# Thermodynamic cycles of quantum particles

We usually see thermodynamic cycles (e g. Carnot) applied to ideal gas particles. Can we also apply these cycles to "gases" of quantum particles such as photons and electrons?

For example, a photon gas has pressure $P(T) = \frac{U}{3V}$. Can I put this gas in a piston cylinder assembly and subject it to a Carnot cycle?

## 1 Answer

The key feature of the Carnot cycle isn't so much it's particular shape on a PV diagram, but the fact that it alternately follows adiabats and isotherms through state space. In other words, it is a rectangle on a T S diagram. Cribbing directly from the Wikipedia page on for photon gas, we get the following relationship between entropy and temperature:

$$S = (\text{something}) \cdot VT^3$$

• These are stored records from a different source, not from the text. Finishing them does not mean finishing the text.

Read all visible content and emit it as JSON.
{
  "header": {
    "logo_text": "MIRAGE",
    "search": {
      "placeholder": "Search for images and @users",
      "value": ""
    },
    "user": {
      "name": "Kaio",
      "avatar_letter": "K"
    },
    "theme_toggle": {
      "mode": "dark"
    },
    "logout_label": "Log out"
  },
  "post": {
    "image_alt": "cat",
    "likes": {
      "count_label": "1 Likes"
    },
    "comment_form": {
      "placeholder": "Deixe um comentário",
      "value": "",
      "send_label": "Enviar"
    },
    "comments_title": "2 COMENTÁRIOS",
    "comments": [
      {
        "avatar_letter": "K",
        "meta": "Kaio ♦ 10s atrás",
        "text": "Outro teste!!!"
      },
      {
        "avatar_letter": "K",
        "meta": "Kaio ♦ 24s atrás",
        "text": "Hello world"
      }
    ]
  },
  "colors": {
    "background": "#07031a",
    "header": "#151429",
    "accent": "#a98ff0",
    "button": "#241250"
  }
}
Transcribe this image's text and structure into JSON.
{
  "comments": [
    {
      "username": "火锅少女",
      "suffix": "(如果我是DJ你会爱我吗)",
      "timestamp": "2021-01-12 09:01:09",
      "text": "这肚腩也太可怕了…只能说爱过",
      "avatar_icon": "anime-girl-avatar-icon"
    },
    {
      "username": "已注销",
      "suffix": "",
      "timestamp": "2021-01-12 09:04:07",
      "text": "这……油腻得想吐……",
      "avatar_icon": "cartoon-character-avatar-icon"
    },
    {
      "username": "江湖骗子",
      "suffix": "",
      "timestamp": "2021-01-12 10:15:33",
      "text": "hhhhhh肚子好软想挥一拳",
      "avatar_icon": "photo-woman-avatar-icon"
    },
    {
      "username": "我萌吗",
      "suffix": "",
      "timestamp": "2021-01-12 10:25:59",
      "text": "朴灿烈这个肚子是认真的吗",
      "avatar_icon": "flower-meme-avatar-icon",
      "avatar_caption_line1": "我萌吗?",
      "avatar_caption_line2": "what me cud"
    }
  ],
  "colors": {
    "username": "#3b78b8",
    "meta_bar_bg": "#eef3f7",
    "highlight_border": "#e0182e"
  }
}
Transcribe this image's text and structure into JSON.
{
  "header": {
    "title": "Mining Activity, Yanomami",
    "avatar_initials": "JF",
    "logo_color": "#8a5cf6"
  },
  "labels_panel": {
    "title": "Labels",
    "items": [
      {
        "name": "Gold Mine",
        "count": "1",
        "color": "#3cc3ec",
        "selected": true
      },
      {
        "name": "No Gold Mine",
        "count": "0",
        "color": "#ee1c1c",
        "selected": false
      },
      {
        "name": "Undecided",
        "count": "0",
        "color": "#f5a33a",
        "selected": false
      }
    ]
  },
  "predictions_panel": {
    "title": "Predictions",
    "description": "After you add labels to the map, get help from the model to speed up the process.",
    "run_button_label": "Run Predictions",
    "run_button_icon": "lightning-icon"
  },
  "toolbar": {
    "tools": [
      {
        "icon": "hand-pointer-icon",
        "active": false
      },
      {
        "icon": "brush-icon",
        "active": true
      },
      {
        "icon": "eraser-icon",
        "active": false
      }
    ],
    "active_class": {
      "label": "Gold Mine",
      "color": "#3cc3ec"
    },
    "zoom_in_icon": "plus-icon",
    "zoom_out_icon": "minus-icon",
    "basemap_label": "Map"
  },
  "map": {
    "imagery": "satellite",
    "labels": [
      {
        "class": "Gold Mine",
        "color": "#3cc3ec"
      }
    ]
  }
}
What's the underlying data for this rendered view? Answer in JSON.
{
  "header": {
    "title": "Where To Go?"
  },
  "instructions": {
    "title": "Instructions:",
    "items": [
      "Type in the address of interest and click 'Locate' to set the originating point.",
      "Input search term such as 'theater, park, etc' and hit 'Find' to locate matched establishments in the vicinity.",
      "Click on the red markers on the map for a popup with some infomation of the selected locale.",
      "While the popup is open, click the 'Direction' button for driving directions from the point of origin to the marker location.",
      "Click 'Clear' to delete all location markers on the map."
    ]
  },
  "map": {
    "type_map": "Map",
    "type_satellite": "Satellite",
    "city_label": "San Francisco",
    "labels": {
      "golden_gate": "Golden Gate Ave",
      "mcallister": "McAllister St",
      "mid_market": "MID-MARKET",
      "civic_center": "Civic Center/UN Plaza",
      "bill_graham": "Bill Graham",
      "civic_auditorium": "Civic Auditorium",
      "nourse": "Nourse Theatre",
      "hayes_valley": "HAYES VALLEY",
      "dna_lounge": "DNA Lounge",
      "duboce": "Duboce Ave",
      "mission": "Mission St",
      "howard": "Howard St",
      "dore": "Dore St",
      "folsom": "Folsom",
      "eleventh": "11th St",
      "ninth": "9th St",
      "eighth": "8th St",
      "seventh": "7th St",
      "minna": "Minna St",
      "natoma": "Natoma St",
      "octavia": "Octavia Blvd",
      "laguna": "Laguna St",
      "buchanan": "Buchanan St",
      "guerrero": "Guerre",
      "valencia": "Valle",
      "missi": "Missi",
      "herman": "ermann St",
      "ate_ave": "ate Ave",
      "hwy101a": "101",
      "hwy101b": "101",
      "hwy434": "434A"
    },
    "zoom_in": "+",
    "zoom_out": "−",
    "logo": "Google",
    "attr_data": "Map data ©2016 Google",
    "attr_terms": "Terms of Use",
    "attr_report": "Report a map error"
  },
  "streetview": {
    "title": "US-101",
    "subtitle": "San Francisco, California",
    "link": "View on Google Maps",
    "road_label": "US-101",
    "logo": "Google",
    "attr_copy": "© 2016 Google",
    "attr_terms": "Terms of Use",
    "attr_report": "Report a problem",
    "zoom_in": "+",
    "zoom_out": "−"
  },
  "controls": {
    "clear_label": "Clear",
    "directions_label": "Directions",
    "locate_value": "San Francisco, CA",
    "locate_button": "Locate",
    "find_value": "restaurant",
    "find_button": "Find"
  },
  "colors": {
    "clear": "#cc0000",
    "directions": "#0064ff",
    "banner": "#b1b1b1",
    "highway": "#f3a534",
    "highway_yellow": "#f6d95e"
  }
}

So, to change the entropy while holding the temperature constant you just change the volume. To change the temperature while holding entropy constant is a bit harder. You have to slowly vary the temperature of the container holding your photon gas, while at the same time adjusting the volume to ensure that $VT^3$ remains constant. By doing these two things, it is possible to go around in a rectangle in $T, S$ space forever.

This construction should produce the analogous version of the Carnot cycle for a photon gas. You can then apply additional photon gas equations to find $P$, $U$, etc.